Things have heated up quickly since the Commodity Futures Trading Commission (CFTC) filed a motion to dismiss the lawsuit seeking to avert PredictIt‘s shutdown.
The plaintiffs countered with a motion seeking to expedite the hearing. They’re hoping to obtain a preliminary injunction before Christmas. Without judicial intervention, the site will need to shut down by February 15, 2023.
The plaintiffs argue that the legal limbo surrounding the political betting site is already beginning to distort the market. Some propositions – such as those involving the 2024 presidential election and its primaries – won’t have been resolved by the deadline. Uncertainty about how PredictIt will settle them is affecting their pricing.
Meanwhile, the CFTC is trucking right along with its motion to dismiss, having filed its reply. The Austin-based Western District of Texas federal court has set a hearing on the defendant’s motion for December 1. So, there could well be a decision in the case before the end of December.
Let’s Get the Ball Rolling

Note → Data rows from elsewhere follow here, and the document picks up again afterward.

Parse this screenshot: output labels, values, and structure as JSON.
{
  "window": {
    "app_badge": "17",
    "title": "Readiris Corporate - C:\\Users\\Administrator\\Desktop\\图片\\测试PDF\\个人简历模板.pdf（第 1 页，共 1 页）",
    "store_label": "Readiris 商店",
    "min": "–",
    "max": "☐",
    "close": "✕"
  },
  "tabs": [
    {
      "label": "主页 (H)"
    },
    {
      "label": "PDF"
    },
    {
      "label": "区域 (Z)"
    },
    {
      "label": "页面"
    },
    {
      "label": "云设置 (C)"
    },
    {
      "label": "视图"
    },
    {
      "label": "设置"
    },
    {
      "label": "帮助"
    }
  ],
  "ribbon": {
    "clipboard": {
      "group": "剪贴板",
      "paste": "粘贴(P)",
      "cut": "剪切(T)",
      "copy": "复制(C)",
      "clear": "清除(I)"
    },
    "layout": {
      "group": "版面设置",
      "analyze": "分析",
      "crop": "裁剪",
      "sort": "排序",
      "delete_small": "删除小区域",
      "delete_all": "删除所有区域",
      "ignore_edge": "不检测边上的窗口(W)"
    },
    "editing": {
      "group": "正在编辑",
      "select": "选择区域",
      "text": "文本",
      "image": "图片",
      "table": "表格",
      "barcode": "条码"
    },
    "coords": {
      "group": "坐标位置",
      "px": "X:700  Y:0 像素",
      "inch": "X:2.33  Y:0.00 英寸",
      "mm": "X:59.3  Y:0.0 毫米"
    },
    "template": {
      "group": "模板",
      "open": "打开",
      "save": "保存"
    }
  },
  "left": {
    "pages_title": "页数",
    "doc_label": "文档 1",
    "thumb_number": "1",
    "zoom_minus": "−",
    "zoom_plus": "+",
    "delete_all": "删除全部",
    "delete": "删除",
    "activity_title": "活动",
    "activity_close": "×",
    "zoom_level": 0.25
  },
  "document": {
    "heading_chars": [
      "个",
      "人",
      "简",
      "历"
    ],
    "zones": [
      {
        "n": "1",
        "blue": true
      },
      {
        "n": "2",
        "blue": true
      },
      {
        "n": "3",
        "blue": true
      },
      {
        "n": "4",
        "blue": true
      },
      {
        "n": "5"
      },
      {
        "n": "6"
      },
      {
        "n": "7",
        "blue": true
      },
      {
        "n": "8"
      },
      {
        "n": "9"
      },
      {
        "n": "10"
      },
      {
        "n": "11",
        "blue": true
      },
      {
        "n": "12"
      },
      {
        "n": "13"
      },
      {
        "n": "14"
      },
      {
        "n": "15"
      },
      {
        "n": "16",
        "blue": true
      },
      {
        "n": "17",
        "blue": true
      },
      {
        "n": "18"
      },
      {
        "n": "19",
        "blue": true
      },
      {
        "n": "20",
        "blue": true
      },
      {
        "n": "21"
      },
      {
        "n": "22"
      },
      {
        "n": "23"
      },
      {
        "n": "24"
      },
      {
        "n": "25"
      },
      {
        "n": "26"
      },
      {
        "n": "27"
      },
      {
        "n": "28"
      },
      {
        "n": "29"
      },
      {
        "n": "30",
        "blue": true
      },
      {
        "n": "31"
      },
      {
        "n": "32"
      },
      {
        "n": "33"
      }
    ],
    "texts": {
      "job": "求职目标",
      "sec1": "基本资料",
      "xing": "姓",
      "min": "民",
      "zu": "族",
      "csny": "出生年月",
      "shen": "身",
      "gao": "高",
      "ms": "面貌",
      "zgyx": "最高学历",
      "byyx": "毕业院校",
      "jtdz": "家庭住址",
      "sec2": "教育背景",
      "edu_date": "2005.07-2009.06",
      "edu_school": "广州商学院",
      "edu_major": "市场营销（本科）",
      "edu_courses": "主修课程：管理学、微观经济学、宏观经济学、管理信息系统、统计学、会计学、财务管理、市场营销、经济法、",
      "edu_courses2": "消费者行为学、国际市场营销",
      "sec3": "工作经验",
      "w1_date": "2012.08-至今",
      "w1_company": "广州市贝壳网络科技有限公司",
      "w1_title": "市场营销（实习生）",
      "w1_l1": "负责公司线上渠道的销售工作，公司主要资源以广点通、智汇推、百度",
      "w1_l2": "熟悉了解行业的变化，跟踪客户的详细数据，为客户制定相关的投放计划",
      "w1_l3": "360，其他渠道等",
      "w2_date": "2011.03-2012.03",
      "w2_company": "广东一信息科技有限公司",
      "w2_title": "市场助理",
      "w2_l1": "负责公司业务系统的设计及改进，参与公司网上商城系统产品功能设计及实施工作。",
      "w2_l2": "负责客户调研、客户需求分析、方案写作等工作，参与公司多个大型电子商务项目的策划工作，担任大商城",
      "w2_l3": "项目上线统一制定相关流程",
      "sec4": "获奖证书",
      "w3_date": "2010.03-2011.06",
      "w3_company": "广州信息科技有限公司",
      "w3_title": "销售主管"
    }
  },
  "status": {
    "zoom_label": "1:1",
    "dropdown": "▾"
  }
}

The plaintiffs in the case are a collection of parties with varying interests in the site. They are asking the District Court to get things moving because time isn’t PredictIt’s friend at the moment.
The plaintiffs filed their motion for a preliminary injunction in late September. That came very shortly after the CFTC gave notice that it was revoking the No-Action letter allowing the site to operate.
PredictIt has been one of only two political betting markets operating legally in the United States. Another predictions market, Kalshi, sought CFTC’s authorization to offer political contracts. However, the CFTC denied the request.
While political betting is incredibly popular and regulated in many parts of the world, the practice is highly restricted in the U.S. The CFTC has only allowed two academic institutions to use such sites for research purposes. If PredictIt does have to shut down, the Iowa Electronic Markets will be the only lawful option for election betting in the United States.
The plaintiffs argue that the preliminary injunction matter was ready to be argued on October 20. However, there is still no date for a hearing.
Suspicious Market Movements
The plaintiffs argue that the looming February shutdown has already caused irreparable harm and that it will only get worse.
One of the plaintiffs cites odd market behavior around potential Republican presidential nominees. The brief notes that the abnormal price behavior may be the result of users knowing that it’s unlikely that the market will even be open by the time the nominee is known.
The plaintiffs note that the market liquidity is drying up. That is, users are leaving the site, and would-be sellers are having a hard time finding buyers for their shares.
The plaintiffs are asking the CFTC’s ultimatum to be put on hold pending a full trial on the case’s merits.
What Can the Court Consider?
For its part, the CFTC filed its reply brief supporting its motion to dismiss. The CFTC’s brief opens by accusing the plaintiffs of taking a shotgun approach, presenting every possible argument and seeing if anything will hit.
The CFTC is relying heavily on precedent. It highlights that the Seventh Circuit and the D.C. Circuit have both found that No-Action letters issued by the SEC are not reviewable by a court. It also takes issue with the plaintiffs’ characterization of the 2014 CFTC letter as a “license,” stressing that it was only a written assurance that staff would not recommend enforcement action.
Similarly, the CFTC argues that the withdrawal letter issued merely retracts the promise of that earlier letter. It says this is not the same as an enforcement action or legal decision.
The reply notes:
Plaintiffs do not allege that DMO has recommended an enforcement action, nor did DMO even commit to doing so if the February 2023 grace period is not observed. Instead DMO stated that PredictIt ‘should’ comply and implies, if not, DMO might make a recommendation.
The CFTC suggests that withdrawing the letter is not a final agency action. It argues that the letters are written by staff and not approved by the CFTC’s commissioners. Therefore, while enforcement action could be subject to appeal, simply withdrawing the letter is not, according to the agency.
It concludes its arguments by asserting that the plaintiffs lack standing to bring the claim.
What’s Next for the PredictIt Case?
A hearing on the motion to dismiss will take place on December 1. The judge will be George W. Bush’s federal bench appointee Lee Yeakel.
Judge Yeakel is perhaps most recently associated with striking down Texas Governor Greg Abbott’s school mask mandate ban. That decision would later be vacated by the Fifth Circuit Court of Appeals.
While the federal court process is usually slow, it is not generally indifferent to deadlines. For this reason, a decision seems likely to come in relatively short order.
Whether that is a decision denying the motion to dismiss is a question we do not yet have an answer to. However, such a decision for the CFTC would mean that PredictIt has to shut down in February, even if the plaintiffs decide to appeal.